The Christian hymn “Great Is Thy Faithfulness” is for me a song of lament. Because of certain associations, it is a song that immediately evokes grief and sadness, and yet it is the sort of mourning that is both held and expressed in worship. Whether the Christian story is one you embrace or not, the connection of these two ideas—worship and lament—may seem even more foreign than the word itself. Nonetheless, lamentation as worship was once a significant element in the Judeo/Christian vision and experience of the world.
Worship leader and songwriter Matt Redman was in the United States shortly after the attacks on the Pentagon and the World Trade Center. Leading worship in several churches in the weeks following, he was immediately struck by the powerful sermons that were being preached, eloquently expressing the love of Father, Son, and Spirit to a shocked and vulnerable people. He was also struck by the distinct lack of songs he had on hand for worship in the midst of suffering. Where were the songwriters for such a time as this? Where were the poets and prophets to help the people of God find a voice in worship? Writes Redman, “As songwriters and lead worshipers, we had a few expressions of hope at our disposal; but when it came to expressions of pain and lament, we had very little vocabulary to give voice to our heart cries.”
Certainly hope is a needed expression, a gift not afforded by every worldview, and lamentation in this sense is similar. But more so, lamentation is a vital aspect of a life in relation with God. Seventy percent of the psalmist’s words are words of lament. “Hear my prayer, O LORD,” the psalmist pleads. “Let my cry for help come to you. Do not hide your face from me when I
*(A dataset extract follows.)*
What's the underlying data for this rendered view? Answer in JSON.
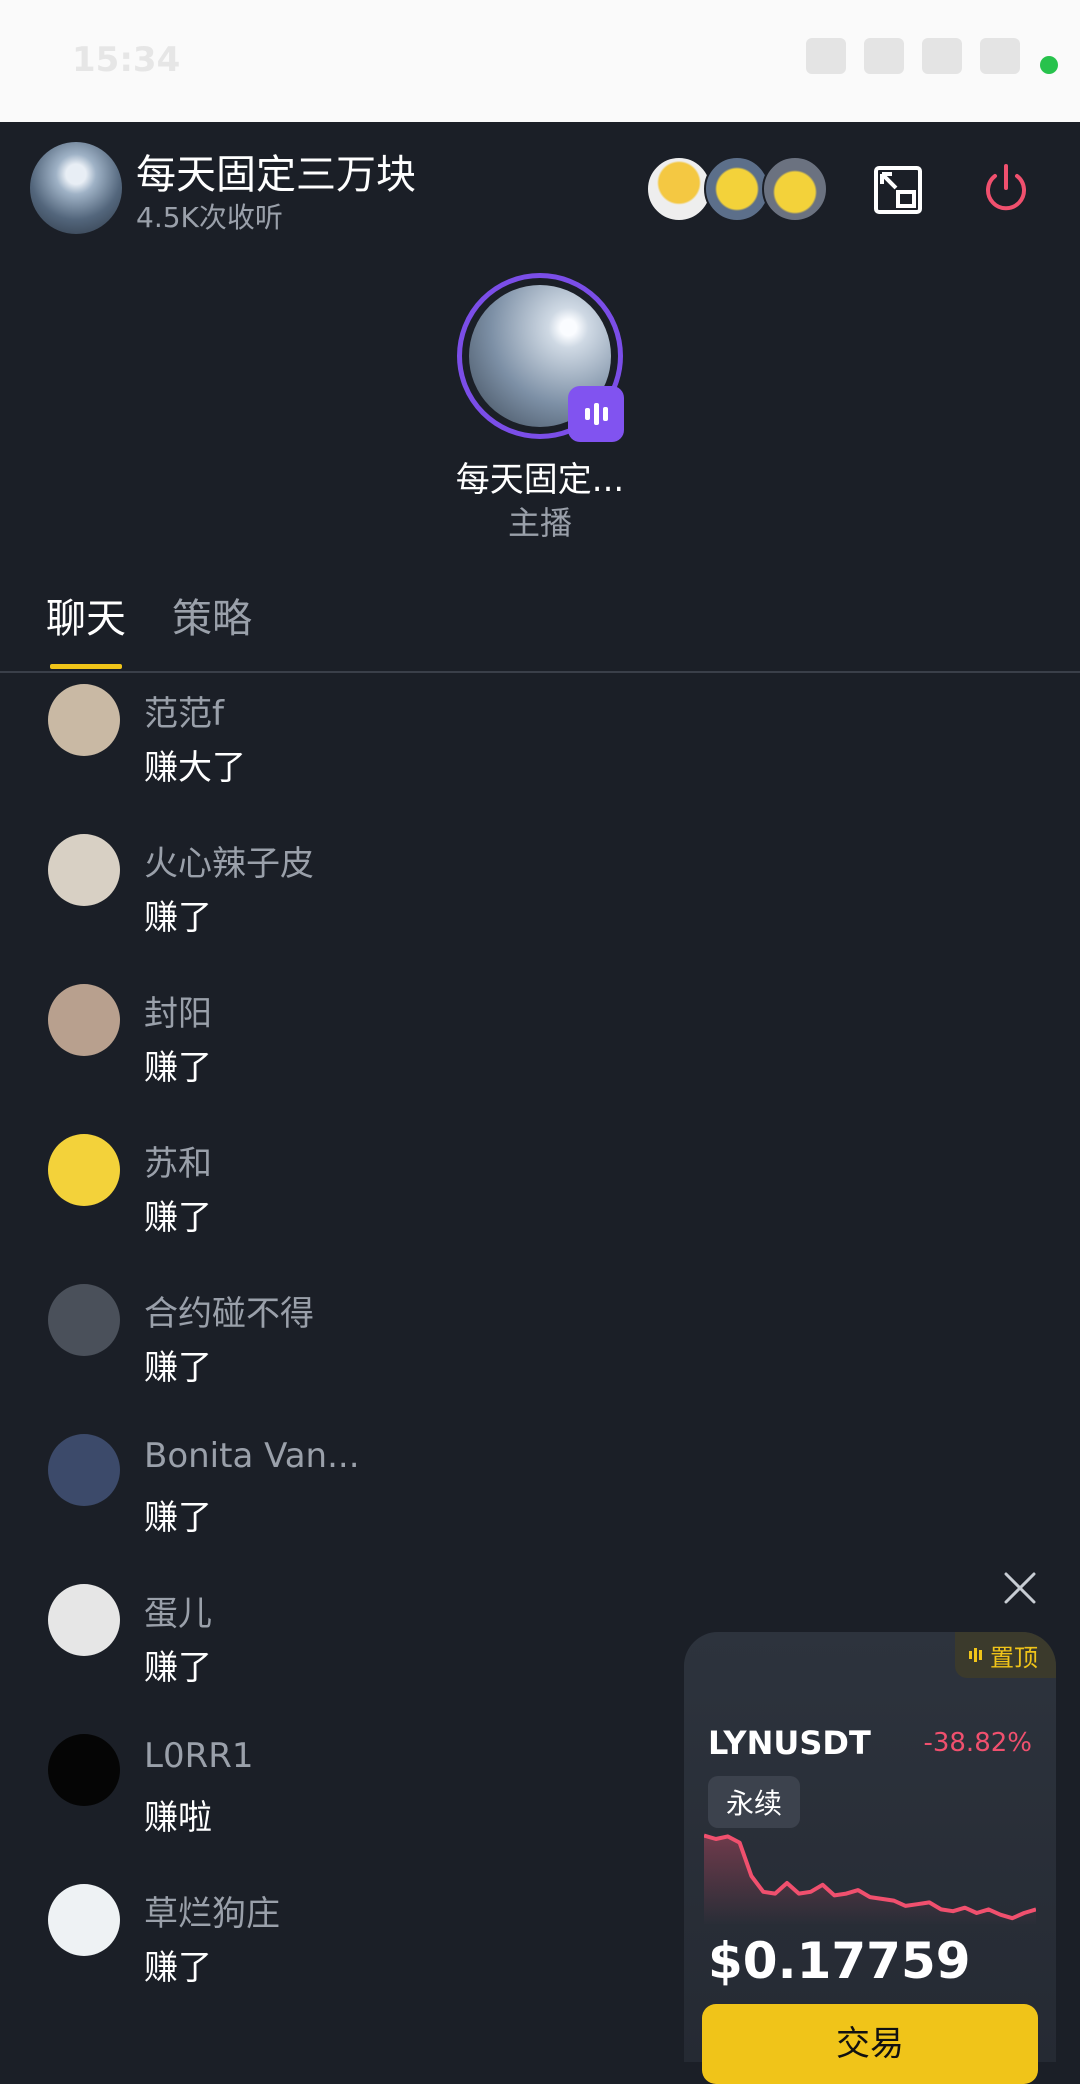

am in distress. Turn your ear to me; when I call, answer me quickly. For my days vanish like smoke; my bones burn like glowing embers.” Sadly dissimilar to many public and private expressions of grief as well as many worship services today, the writers of Scripture identify with the pain of the world and do not hold back in addressing it before a God they believe needs to hear it. For these voices, lament is not a relinquishing of faith but a cry in worship to God who weeps with them.
I was at my father’s funeral when another mourner caught me with tears in my eyes and told me that neither God nor my dad would want me to cry. Her intentions were good; she meant to encourage me with the powerful hope of the Christian story, which holds at its center the resurrection of Christ. But I desperately needed permission to lament, permission to look up at the cross with the sorrow of Mary and the uncertainty of the centurion. I needed to be able to ask why with the force that was
welling up inside me, even as I clung to hope in the Son, trust in the Father, and comfort in the Spirit.
The Christian season of Lent is a time to walk the labored steps of Jesus toward the agony of the cross, the reality of its injustice, and the despair of human death and suffering. This is a profound gift for a world in need of permission to ask why, to cry out in pain, and to know there is one hearing. While songs of hope are essential in a world that is not as it should be, lament is often the honest, needed pathway there, just as the iniquitous sufferings of the cross and the darkness of a cold tomb were the way to resurrection. Neither our worship nor our journeys can deny this if they are truly to lead us to hope.
The Christian story holds a unique capacity for tears because the story itself is filled with tears. And thus the Christian can sing through the disorienting sting of cancer and unemployment and injustice, even as it moves us to reach out to
those who are suffering with the love of one who will one day wipe away every tear from our eyes. It is this God who gives us permission to utter the words in the pit of our stomach and the Spirit who helps us groan them, even as we follow the Son who uttered the words in his: “I am deeply grieved, even to death.”
+ Jill Carattini